This apathethic approach to blatant cases of human rights abuses of Palestinians is a stain on the face of Israeli society that it will find hard to remove.
In today's Haaretz Magazine, Gideon Levy tells the story of Mahmoud Shawara, a 43-year-old father of nine, who left for work on his donkey one day from his house in the village of Nuaman, near Bethlehem, was arrested by border policemen, and, after he refused to accompany the soldiers without his donkey, was tied to the donkey. The frightened donkey then galloped toward the village; Shawara sustained serious injuries all over his body, and ultimately died in great pain in the hospital to which he was taken by eyewitnesses. Although the Department for Investigating Policemen found no relationship between the border policemen's behavior and Shawara's death,testimony indicates that this is an abusive practice well known to Palestinians. It even has a nickname: "the donkey procedure."
On Wednesday, Haaretz located another man, Maamoun Abu Ali, who underwent similar abuse at the hands of border policemen two months ago, not far from the place where Shawara was arrested and tied to his donkey. Abu Ali, according to his testimony, was also tied to a donkey. A concrete block was placed on his back, his hands were tied, and the border police then prodded the donkey to run. Luckily for him, however, his donkey refused to budge, so Abu Ali was saved from death.
Cases of abuse of Palestinians, whether by soldiers or by settlers, have stopped making headlines in the press or eliciting shock. Nor do investigations of these incidents appear to be serious, and complaints are ignored until the story is either published in the media or dealt with by one of the human rights organizations active in the territories. This growing apathy can perhaps be attributed to the continuous satisfaction felt over the disengagement from Gaza, following which Israelis feel that the occupation is about to end. But, meanwhile, the occupation is continuing in all its severity, with all the abuses that have characterized it throughout the years.
Earlier this month, Amira Hass reported on Taher Odeh, 14, who was released from the hospital where he was being treated for gunshot wounds, and immediately afterward underwent 24 hours of abuse in a military police facility until he was freed and sent home.

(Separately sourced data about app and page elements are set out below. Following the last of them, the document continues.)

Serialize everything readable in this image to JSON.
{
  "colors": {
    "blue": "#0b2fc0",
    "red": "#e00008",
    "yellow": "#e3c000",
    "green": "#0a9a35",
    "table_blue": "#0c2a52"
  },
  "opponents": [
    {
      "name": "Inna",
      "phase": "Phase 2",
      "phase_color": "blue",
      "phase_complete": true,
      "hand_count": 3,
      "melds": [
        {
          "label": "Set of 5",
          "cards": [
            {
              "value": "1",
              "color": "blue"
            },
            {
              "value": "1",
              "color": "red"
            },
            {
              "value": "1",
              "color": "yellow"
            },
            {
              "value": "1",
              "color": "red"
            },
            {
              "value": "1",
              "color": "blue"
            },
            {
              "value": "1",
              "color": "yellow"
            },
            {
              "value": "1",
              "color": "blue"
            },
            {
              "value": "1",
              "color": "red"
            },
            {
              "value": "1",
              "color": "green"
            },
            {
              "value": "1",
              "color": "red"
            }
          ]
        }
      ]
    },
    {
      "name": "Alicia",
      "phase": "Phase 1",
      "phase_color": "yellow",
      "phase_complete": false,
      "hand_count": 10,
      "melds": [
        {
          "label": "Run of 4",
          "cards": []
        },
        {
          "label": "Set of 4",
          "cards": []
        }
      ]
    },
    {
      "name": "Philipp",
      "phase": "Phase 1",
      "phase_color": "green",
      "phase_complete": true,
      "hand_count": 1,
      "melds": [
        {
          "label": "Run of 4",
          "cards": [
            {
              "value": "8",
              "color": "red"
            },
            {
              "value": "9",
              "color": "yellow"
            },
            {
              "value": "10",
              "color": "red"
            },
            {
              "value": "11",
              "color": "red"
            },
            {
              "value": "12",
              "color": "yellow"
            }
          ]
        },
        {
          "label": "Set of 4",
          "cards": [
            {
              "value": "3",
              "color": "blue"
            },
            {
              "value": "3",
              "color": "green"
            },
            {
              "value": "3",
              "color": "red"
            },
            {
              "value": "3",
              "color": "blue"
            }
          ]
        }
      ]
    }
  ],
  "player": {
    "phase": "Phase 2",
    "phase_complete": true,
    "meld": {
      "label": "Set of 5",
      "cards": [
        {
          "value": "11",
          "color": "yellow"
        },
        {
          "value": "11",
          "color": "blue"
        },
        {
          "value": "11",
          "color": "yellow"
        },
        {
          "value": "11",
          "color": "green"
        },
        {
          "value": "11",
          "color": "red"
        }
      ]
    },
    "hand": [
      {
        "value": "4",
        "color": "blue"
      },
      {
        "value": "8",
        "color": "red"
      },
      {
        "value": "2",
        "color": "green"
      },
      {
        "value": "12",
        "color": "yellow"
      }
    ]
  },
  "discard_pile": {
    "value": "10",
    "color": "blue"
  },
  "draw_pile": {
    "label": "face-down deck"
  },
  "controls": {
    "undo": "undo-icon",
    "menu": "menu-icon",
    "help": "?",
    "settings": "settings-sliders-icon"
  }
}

These two stories from the past month join a long list of reports in all the media outlets about settlers chopping down Palestinians' olive trees, something that has been going on without interference since April.
Even though another 100 olive trees were cut down this week, and even though 15 complaints were filed to the police, and even though, in total, we are talking about property destruction amounting to thousands of trees in the northern West Bank, the law enforcement agencies have yet to make any effort to locate the settlers responsible, and no arrests have been made. The prime minister, Knesset members and ministers have not made their voices heard, and Defense Minister Shaul Mofaz, who is in charge of preventing all the incidents and abuses described here, has not even bothered to explain what he has done to correct even a fraction of this injustice.
The political "big bang" changed nothing in the authorities' attitude toward Palestinians' human rights. This apathy is a stain on the face of Israeli society that it will find hard to remove.